For

example,

time-optimal

control

systems use on-off types of controls. Many missile


and spacecraft control systems also use on-off
controls.
Time-invariant

versus

Time-varying

Control

Systems.
A time-invariant control system (constant coefficient
control system) is one whose parameters do not vary
with time. The response of such a system is
independent of the time at which an input is applied.
A time-varying control system is a system in which
one or more parameters vary with time. The response
depends on the time at which an input is applied. An
example of time-varying control systems is a spacevehicle control system, where the "mass decreases
with time as the fuel is consumed during flight.
Continuous-time versus Discrete-time Control
Systems.
In a continuous-time control system, all system
variables are-functions of a continuous time t.

A discrete-time, control system involves one or more

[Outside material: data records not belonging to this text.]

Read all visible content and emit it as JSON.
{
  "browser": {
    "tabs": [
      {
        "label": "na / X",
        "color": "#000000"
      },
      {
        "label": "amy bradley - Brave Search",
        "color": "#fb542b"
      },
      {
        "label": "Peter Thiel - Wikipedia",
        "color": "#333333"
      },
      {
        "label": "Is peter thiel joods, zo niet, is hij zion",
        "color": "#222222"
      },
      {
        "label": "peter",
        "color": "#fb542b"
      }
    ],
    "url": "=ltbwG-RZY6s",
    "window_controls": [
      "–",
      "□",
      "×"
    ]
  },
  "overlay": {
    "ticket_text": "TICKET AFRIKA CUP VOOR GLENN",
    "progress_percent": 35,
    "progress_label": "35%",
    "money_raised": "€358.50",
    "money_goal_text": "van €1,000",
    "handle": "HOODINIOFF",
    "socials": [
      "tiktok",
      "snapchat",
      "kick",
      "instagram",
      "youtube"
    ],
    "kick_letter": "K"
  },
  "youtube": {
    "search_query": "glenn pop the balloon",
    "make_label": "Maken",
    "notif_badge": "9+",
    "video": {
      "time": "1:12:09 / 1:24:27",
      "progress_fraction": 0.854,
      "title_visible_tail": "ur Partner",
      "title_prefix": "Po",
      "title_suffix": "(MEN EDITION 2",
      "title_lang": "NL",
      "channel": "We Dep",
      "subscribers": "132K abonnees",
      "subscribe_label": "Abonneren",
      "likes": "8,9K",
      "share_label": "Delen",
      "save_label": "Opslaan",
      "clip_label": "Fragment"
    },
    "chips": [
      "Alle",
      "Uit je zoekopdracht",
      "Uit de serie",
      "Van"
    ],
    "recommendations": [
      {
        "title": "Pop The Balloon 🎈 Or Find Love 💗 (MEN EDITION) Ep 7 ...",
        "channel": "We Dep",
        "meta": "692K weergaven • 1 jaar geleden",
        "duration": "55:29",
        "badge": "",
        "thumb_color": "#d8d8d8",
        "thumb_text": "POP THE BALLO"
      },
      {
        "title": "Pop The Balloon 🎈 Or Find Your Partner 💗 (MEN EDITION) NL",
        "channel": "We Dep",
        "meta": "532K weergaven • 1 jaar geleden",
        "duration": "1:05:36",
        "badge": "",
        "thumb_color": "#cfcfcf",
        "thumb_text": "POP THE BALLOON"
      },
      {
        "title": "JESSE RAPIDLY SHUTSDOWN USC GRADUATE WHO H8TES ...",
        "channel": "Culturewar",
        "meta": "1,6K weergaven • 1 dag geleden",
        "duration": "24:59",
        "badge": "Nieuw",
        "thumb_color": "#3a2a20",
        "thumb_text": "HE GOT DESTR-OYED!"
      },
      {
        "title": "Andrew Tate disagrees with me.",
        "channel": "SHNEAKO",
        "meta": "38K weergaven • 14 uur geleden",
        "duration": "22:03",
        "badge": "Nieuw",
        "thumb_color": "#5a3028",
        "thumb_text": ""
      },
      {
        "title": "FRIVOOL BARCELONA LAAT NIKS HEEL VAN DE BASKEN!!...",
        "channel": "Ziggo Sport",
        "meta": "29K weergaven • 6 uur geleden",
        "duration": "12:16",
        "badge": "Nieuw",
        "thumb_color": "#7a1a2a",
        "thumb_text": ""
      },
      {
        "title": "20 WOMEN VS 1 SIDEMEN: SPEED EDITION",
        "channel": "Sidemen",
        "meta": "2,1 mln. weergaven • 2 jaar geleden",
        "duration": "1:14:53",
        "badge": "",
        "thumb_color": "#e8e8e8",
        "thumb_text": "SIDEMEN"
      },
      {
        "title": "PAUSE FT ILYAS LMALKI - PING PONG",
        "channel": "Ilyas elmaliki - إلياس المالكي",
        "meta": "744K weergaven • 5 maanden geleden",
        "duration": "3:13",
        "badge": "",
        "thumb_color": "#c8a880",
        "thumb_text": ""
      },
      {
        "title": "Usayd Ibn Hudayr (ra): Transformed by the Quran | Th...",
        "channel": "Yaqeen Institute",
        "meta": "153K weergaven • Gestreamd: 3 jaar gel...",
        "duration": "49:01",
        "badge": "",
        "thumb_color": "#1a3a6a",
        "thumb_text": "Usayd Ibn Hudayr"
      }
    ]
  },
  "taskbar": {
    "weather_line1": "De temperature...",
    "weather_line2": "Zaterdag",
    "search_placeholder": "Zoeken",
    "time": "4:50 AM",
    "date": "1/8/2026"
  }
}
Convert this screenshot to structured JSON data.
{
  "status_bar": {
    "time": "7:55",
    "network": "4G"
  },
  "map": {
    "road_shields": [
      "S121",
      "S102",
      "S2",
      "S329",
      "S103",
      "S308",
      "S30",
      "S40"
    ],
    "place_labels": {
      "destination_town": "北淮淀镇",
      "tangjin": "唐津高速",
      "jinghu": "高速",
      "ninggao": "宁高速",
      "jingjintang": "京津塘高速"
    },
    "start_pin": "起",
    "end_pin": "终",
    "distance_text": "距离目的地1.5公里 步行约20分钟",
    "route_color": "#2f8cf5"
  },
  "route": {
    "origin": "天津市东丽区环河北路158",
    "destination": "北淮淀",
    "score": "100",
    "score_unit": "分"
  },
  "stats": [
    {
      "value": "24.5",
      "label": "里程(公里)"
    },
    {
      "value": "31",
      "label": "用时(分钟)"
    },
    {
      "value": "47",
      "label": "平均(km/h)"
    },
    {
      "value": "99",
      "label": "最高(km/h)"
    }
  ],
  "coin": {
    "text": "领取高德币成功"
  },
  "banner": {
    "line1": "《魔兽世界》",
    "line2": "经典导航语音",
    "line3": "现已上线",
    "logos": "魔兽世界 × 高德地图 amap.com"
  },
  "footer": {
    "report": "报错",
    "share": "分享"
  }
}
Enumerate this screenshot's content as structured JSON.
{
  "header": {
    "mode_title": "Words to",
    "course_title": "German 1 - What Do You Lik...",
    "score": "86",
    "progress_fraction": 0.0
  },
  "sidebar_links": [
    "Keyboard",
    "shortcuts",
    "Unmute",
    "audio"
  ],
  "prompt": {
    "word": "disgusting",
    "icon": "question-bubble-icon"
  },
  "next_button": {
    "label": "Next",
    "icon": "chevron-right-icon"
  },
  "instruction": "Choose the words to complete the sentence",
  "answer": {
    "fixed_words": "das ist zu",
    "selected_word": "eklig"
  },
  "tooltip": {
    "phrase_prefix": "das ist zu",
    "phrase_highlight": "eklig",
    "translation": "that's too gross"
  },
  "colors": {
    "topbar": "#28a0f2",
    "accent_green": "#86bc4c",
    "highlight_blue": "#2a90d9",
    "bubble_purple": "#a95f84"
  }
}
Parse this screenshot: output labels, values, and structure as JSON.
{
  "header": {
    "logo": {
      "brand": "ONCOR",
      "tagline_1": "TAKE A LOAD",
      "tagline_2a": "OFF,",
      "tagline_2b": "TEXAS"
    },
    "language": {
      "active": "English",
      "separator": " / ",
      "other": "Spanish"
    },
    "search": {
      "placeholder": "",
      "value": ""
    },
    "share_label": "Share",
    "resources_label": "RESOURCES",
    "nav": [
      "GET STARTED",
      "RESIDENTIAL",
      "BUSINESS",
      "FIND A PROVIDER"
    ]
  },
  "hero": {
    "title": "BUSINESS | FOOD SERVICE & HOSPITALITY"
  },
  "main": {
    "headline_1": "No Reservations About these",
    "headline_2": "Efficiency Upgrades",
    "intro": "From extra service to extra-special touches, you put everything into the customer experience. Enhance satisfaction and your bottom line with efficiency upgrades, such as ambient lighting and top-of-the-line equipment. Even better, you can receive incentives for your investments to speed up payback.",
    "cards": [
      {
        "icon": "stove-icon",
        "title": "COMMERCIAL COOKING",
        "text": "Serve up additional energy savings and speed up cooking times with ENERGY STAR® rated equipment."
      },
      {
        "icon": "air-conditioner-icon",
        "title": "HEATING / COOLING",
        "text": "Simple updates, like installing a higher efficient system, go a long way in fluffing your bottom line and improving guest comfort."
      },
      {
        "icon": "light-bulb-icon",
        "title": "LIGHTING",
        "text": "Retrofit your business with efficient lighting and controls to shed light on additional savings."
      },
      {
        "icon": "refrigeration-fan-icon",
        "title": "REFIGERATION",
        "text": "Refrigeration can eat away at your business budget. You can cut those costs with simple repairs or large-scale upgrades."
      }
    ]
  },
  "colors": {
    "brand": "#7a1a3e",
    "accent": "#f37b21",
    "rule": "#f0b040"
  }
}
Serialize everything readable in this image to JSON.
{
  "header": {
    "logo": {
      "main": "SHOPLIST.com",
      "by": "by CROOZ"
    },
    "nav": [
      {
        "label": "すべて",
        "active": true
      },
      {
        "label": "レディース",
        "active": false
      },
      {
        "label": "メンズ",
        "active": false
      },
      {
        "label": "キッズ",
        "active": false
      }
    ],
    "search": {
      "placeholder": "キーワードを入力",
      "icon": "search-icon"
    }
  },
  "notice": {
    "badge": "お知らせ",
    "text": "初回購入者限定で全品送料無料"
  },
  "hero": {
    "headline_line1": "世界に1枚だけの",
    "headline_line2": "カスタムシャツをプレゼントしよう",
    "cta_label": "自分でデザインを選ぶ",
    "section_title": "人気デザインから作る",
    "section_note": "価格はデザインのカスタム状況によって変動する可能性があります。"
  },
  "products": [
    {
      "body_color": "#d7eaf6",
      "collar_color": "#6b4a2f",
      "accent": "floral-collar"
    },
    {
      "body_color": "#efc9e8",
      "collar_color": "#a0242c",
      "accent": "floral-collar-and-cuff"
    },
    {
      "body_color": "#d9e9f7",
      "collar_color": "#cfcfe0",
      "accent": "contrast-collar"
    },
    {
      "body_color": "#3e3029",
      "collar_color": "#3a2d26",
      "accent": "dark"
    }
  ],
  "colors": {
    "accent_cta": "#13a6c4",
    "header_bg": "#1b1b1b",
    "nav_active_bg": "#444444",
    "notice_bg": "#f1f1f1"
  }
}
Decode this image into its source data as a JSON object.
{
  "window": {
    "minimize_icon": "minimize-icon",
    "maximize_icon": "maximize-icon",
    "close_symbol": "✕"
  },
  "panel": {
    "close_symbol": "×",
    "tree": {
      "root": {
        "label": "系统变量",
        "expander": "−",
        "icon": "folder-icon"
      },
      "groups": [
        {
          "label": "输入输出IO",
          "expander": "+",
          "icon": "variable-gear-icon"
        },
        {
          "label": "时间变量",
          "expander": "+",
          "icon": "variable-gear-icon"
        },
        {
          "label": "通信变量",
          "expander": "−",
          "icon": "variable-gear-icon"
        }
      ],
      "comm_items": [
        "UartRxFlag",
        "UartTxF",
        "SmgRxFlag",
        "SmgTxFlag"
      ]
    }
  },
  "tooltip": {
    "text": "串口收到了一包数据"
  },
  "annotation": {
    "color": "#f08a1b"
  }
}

variables that are known only at discrete instants of
time.
Single-input, Single-output versus Multiple-input
Multiple-output Control Systems. (SISO, MIMO)
A system may have one input and one output.
An example is a position control system, where there
is one command input (desired position) and one
controlled output (output position).
Some systems may have multiple inputs and multiple
outputs.
Lumped-parameter versus Distributed-parameter
Control Systems.
Control systems that can be described by ordinary
differential equations are lumped-parameter control
systems, whereas distributed-parameter control
systems are those that may be described by partial
differential equations.
Deterministic Versus Stochastic Control System
A control system is deterministic if the response to
input is predictable and repeatable. If not, the
control system is a stochastic control system.